Cookies on CABI

Like most websites we use cookies. This is to ensure that we give you the best experience possible.

 

Continuing to use www.cabi.org  means you agree to our use of cookies. If you would like to, you can learn more about the cookies we use.

Search this site
Sign up for the CABI e-zine Newsletter
Improving lives by solving problems in agriculture and the environment

PhD student joins the fight against devastating Fall Armyworm pest

PhD student joins the fight against devastating Fall Armyworm pest

25 April 2018 - A new PhD student has joined the fight against the devastating Fall Armyworm pest. CABI predicts feeding damage by the caterpillars of this invasive alien insect will cost ten of Africa’s major maize producing economies $2.2bn to $5.5bn a year in lost maize harvests if it is not properly managed.
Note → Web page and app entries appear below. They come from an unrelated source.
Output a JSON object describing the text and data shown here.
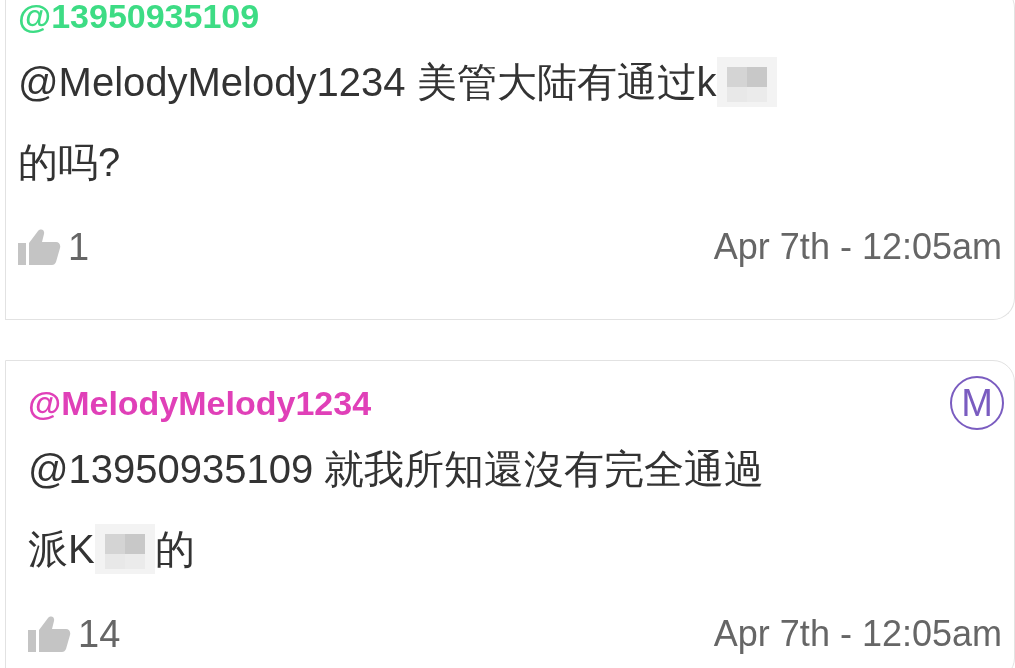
{
  "comments": [
    {
      "author": "@13950935109",
      "color": "#3ddc84",
      "lines": [
        [
          {
            "kind": "text",
            "text": "@MelodyMelody1234 美管大陆有通过k"
          },
          {
            "kind": "censor"
          }
        ],
        [
          {
            "kind": "text",
            "text": "的吗?"
          }
        ]
      ],
      "likes": "1",
      "time": "Apr 7th - 12:05am"
    },
    {
      "author": "@MelodyMelody1234",
      "color": "#e040b8",
      "badge": "M",
      "lines": [
        [
          {
            "kind": "text",
            "text": "@13950935109 就我所知還沒有完全通過"
          }
        ],
        [
          {
            "kind": "text",
            "text": "派K"
          },
          {
            "kind": "censor"
          },
          {
            "kind": "text",
            "text": "的"
          }
        ]
      ],
      "likes": "14",
      "time": "Apr 7th - 12:05am"
    }
  ]
}
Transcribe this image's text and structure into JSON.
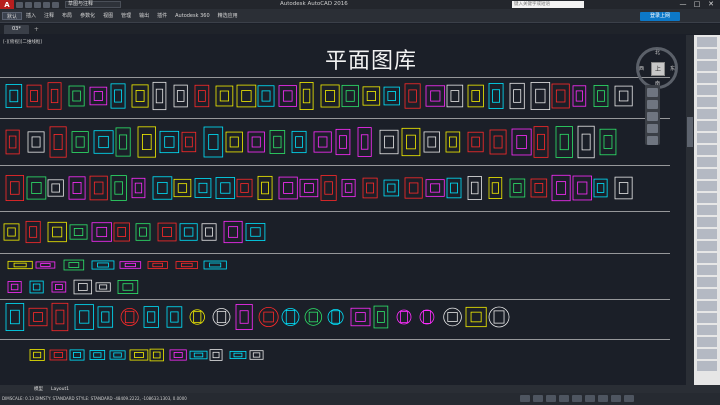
{
  "app": {
    "title": "Autodesk AutoCAD 2016",
    "logo_letter": "A",
    "workspace": "草图与注释",
    "search_placeholder": "键入关键字或短语"
  },
  "window_controls": [
    "—",
    "□",
    "✕"
  ],
  "ribbon": {
    "tabs": [
      "默认",
      "插入",
      "注释",
      "布局",
      "参数化",
      "视图",
      "管理",
      "输出",
      "插件",
      "Autodesk 360",
      "精选应用"
    ],
    "active_index": 0,
    "signin_label": "登录上网"
  },
  "file_tabs": {
    "items": [
      "03*"
    ],
    "add_label": "+"
  },
  "canvas": {
    "viewport_label": "[-][俯视][二维线框]",
    "title": "平面图库"
  },
  "viewcube": {
    "face": "上",
    "north": "北",
    "south": "南",
    "east": "东",
    "west": "西"
  },
  "layout_tabs": [
    "模型",
    "Layout1"
  ],
  "status": {
    "coords": "DIMSCALE: 0.13  DIMSTY: STANDARD  STYLE: STANDARD  -48409.2222, -108633.1303, 0.0000"
  },
  "colors": {
    "background": "#1b1f28",
    "accent": "#0c78c8",
    "cyan": "#00e5ff",
    "yellow": "#f5f000",
    "magenta": "#ff2dff",
    "red": "#ff2a2a",
    "green": "#2ee66a",
    "white": "#e8e8e8"
  },
  "icons": [
    "app-logo-icon",
    "search-icon",
    "signin-icon",
    "viewcube-icon",
    "pan-icon",
    "zoom-icon",
    "orbit-icon"
  ]
}
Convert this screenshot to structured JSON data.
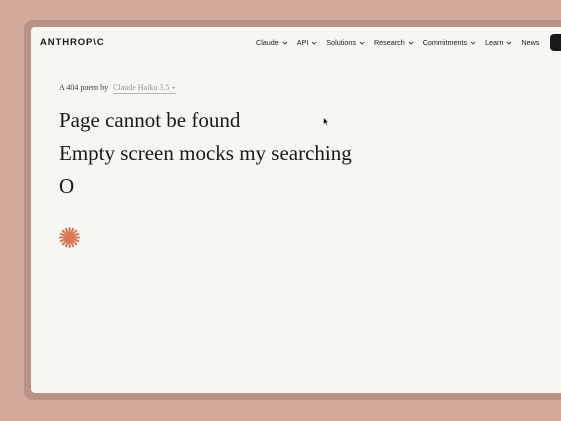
{
  "nav": {
    "logo": "ANTHROP\\C",
    "items": [
      {
        "label": "Claude",
        "dropdown": true
      },
      {
        "label": "API",
        "dropdown": true
      },
      {
        "label": "Solutions",
        "dropdown": true
      },
      {
        "label": "Research",
        "dropdown": true
      },
      {
        "label": "Commitments",
        "dropdown": true
      },
      {
        "label": "Learn",
        "dropdown": true
      },
      {
        "label": "News",
        "dropdown": false
      }
    ]
  },
  "main": {
    "subtitle_prefix": "A 404 poem by",
    "model_select": "Claude Haiku 3.5",
    "poem": [
      "Page cannot be found",
      "Empty screen mocks my searching",
      "O"
    ]
  },
  "colors": {
    "background": "#d3aa9b",
    "page": "#f7f6f2",
    "text": "#191919",
    "accent": "#d97757"
  },
  "icons": [
    "chevron-down-icon",
    "anthropic-spark-icon",
    "mouse-cursor-icon"
  ]
}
CABI scientist Dr Stefan Toepfer, an expert in nematode-based biocontrol product development, is co-supervising Patrick Fallet who is studying novel ways of encapsulating and applying entomopathogenic nematodes (EPN) to better combat the invasive alien pest in Africa.

It is hoped that Patrick’s research, which is also being supervised by Prof Ted Turlings, a scientist in chemical ecology at the University of Neuchâtel in Switzerland, will prove that this novel biocontrol approach will attract the armyworm caterpillars to beads containing biocontrol agents such as the insect-killing EPN.

The beads will be also laced with plant-derived attractants and the armyworm’s own attractive body odour. The caterpillars will ingest the nematodes upon feeding on the beads, which will lead to their death. Nematodes will propagate inside the armyworm cadavers, then exit in large numbers and may infect new armyworms or migrate down the maize plant and kill soil insect pests.

Patrick, who is studying at the University of Neuchâtel and also has the ability to make use of CABI’s laboratories at its Swiss centre in Delémont, recently carried out the first step in his research which was to travel to Rwanda – one of the current hot-spots for Fall Armyworm in Africa.

In Rwanda, maize is grown all year round, allowing for the endless multiplication of armyworms. In mid-April, together with experts from the Rwanda Agriculture and Animal Resource Board, soils were surveyed for locally adapted EPN. Using local, instead of foreign strains, will help to avoid introducing new species in Rwanda and the associated registration hurdles, once a biocontrol solution has been developed. 

For media enquiries, contact Wayne Coles, Communications Manager w.coles@cabi.org or Rachel Winks, PR and Social Media Manager r.winks@cabi.org

 

For all our latest news